This may sound hysterical, but I have personally encountered homophobes at the Lounge’s gay/bi night, who were thankfully thrown out before they caused damage. I once shared an evening in Wetherspoons with a pair of female friends, who were approached by a gentleman who tried to impress them by reeling off a list of his convictions for violence and theft. The Freshers’ Week campus and pack is adorned with Sugarhouse’s name, and familiarity comes from the first experience. Sugarhouse was the first club many freshers went to, and force of habit plays a large part in its popularity.
Sugarhouse’s student-only policy and line-up of big, beefy bouncers who don’t take silliness, offers the security and assurance that no one is going to come in and slip some Rohypnol into your rum and coke. Elements and The Lounge, for all their charm and accessible smoking facilities, don’t have enough bouncers on the floor to offer the attentiveness a safe night requires.
And if we must use the economy as a catch all reason for the making or breaking of every little tinpot venture that sprouts from beneath the soil, then value for money (apart from entry fees which I absolutely abhor) is what clinches the victory for Sugarhouse and Elements. 94p nights, 1p entry night. No one would turn down the chance to get battered for that price. Drinks are relatively reasonably priced, and relativity is important when you consider the extortion that other spots offer.

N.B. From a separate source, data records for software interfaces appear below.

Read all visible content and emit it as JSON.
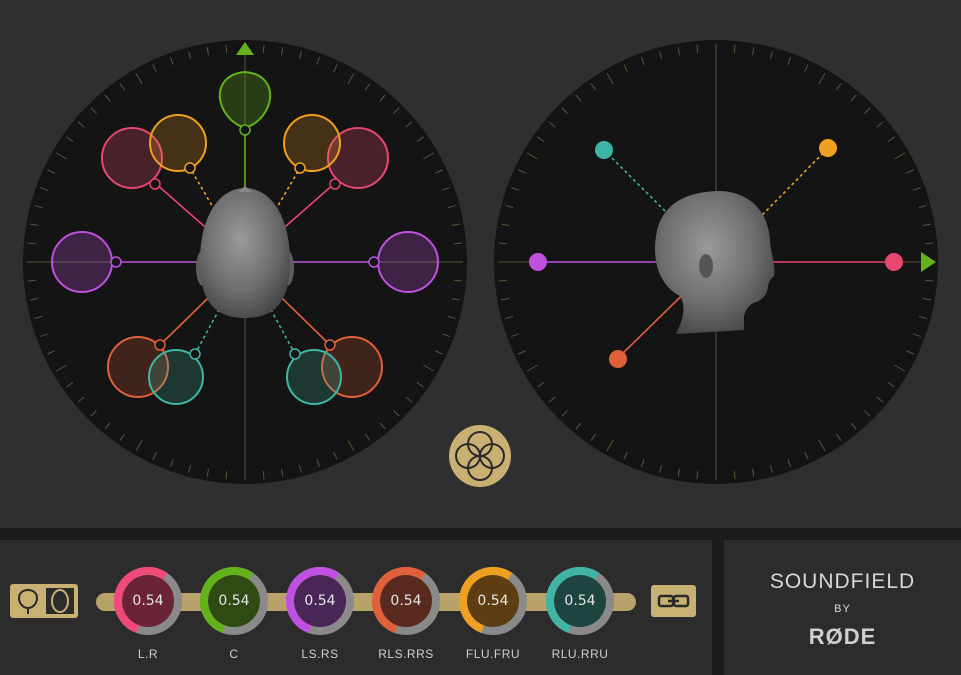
{
  "brand": {
    "line1": "SOUNDFIELD",
    "line2": "BY",
    "line3": "RØDE"
  },
  "colors": {
    "background": "#2f2f2f",
    "panel": "#141414",
    "gold": "#c8b173",
    "green": "#63b21a",
    "pink": "#e6466f",
    "magenta": "#c050e0",
    "orange_red": "#e0603a",
    "orange": "#f0a020",
    "teal": "#40b5a5",
    "orange_yellow": "#f0a020"
  },
  "knobs": [
    {
      "label": "L.R",
      "value": "0.54",
      "color": "#f04a7a",
      "fill": "#6a2436"
    },
    {
      "label": "C",
      "value": "0.54",
      "color": "#63b21a",
      "fill": "#304a14"
    },
    {
      "label": "LS.RS",
      "value": "0.54",
      "color": "#c050e0",
      "fill": "#4a2656"
    },
    {
      "label": "RLS.RRS",
      "value": "0.54",
      "color": "#e0603a",
      "fill": "#5a2a1e"
    },
    {
      "label": "FLU.FRU",
      "value": "0.54",
      "color": "#f0a020",
      "fill": "#5c3e12"
    },
    {
      "label": "RLU.RRU",
      "value": "0.54",
      "color": "#40b5a5",
      "fill": "#1e4440"
    }
  ],
  "icons": {
    "front_pattern": "cardioid-pattern-icon",
    "side_pattern": "oval-pattern-icon",
    "link": "link-icon",
    "center_logo": "soundfield-rings-icon",
    "front_marker": "triangle-up-icon",
    "side_marker": "triangle-right-icon"
  }
}
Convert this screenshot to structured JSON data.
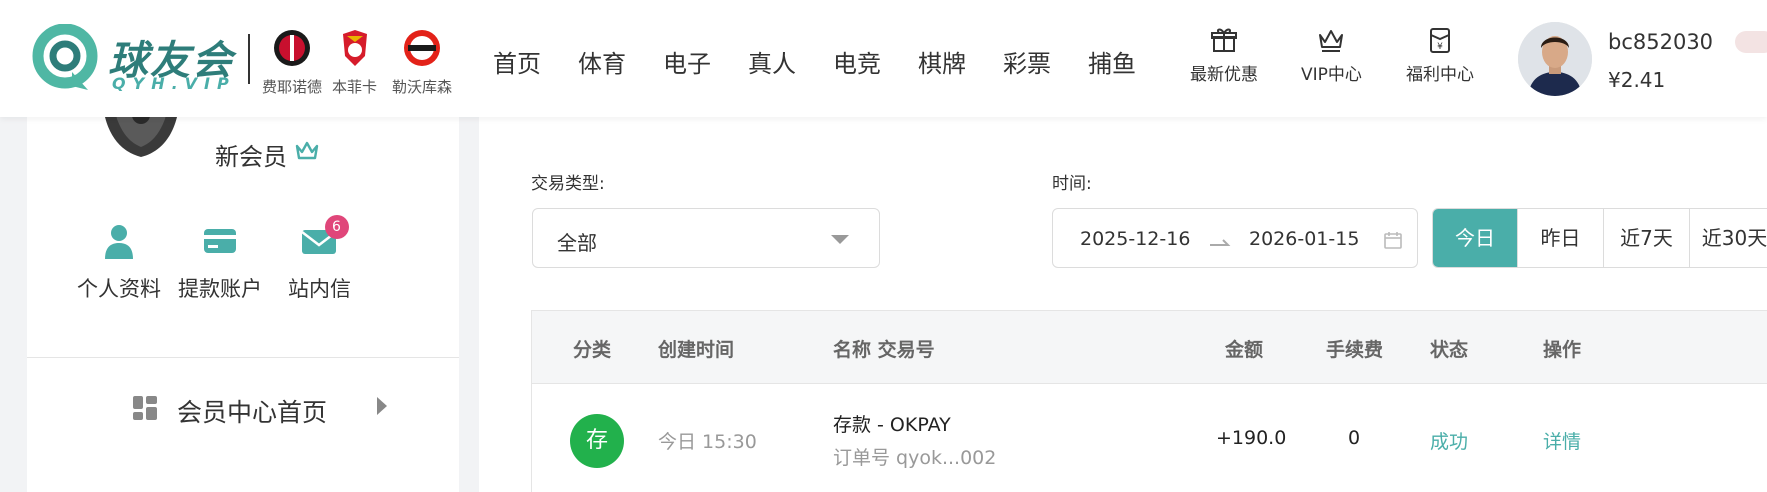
{
  "header": {
    "logo_text": "球友会",
    "logo_sub": "QYH.VIP",
    "clubs": [
      {
        "name": "费耶诺德",
        "icon": "feyenoord-badge-icon"
      },
      {
        "name": "本菲卡",
        "icon": "benfica-badge-icon"
      },
      {
        "name": "勒沃库森",
        "icon": "leverkusen-badge-icon"
      }
    ],
    "nav": [
      "首页",
      "体育",
      "电子",
      "真人",
      "电竞",
      "棋牌",
      "彩票",
      "捕鱼"
    ],
    "tools": [
      {
        "label": "最新优惠",
        "icon": "gift-icon"
      },
      {
        "label": "VIP中心",
        "icon": "crown-icon"
      },
      {
        "label": "福利中心",
        "icon": "red-envelope-icon"
      }
    ],
    "user": {
      "name": "bc852030",
      "balance": "¥2.41"
    }
  },
  "sidebar": {
    "member_level": "新会员",
    "actions": [
      {
        "label": "个人资料",
        "icon": "user-icon"
      },
      {
        "label": "提款账户",
        "icon": "card-icon"
      },
      {
        "label": "站内信",
        "icon": "mail-icon",
        "badge": "6"
      }
    ],
    "menu_item": "会员中心首页"
  },
  "filters": {
    "type_label": "交易类型:",
    "type_value": "全部",
    "time_label": "时间:",
    "date_start": "2025-12-16",
    "date_end": "2026-01-15",
    "quick": [
      "今日",
      "昨日",
      "近7天",
      "近30天"
    ],
    "active_quick": "今日"
  },
  "table": {
    "headers": [
      "分类",
      "创建时间",
      "名称 交易号",
      "金额",
      "手续费",
      "状态",
      "操作"
    ],
    "rows": [
      {
        "type": "存",
        "time": "今日 15:30",
        "name": "存款 - OKPAY",
        "order": "订单号 qyok...002",
        "amount": "+190.0",
        "fee": "0",
        "status": "成功",
        "action": "详情"
      }
    ]
  },
  "colors": {
    "accent": "#4aaea9",
    "deposit": "#22b14c",
    "badge": "#e0467a"
  }
}
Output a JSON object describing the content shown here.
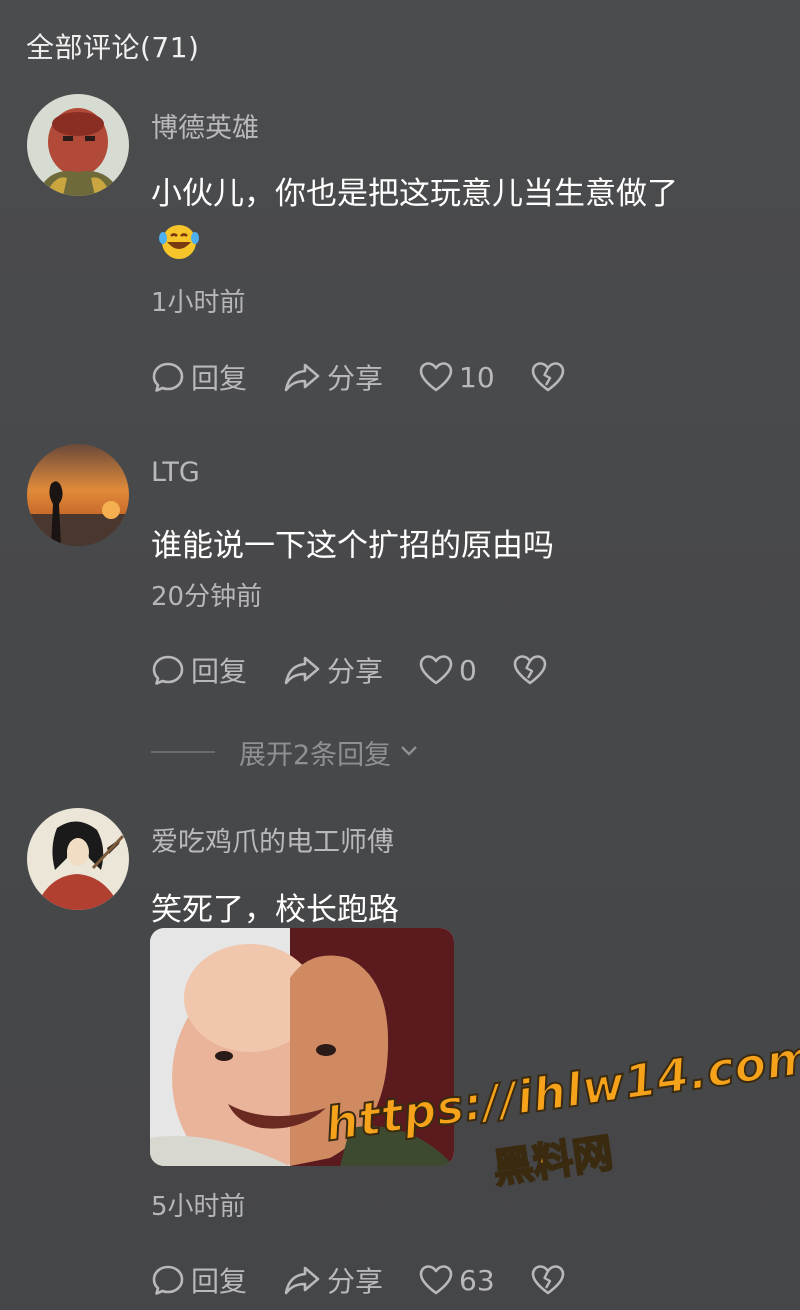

And on top of all that, you get a free bus back at the end of it. As I said, they’re far easier to leave.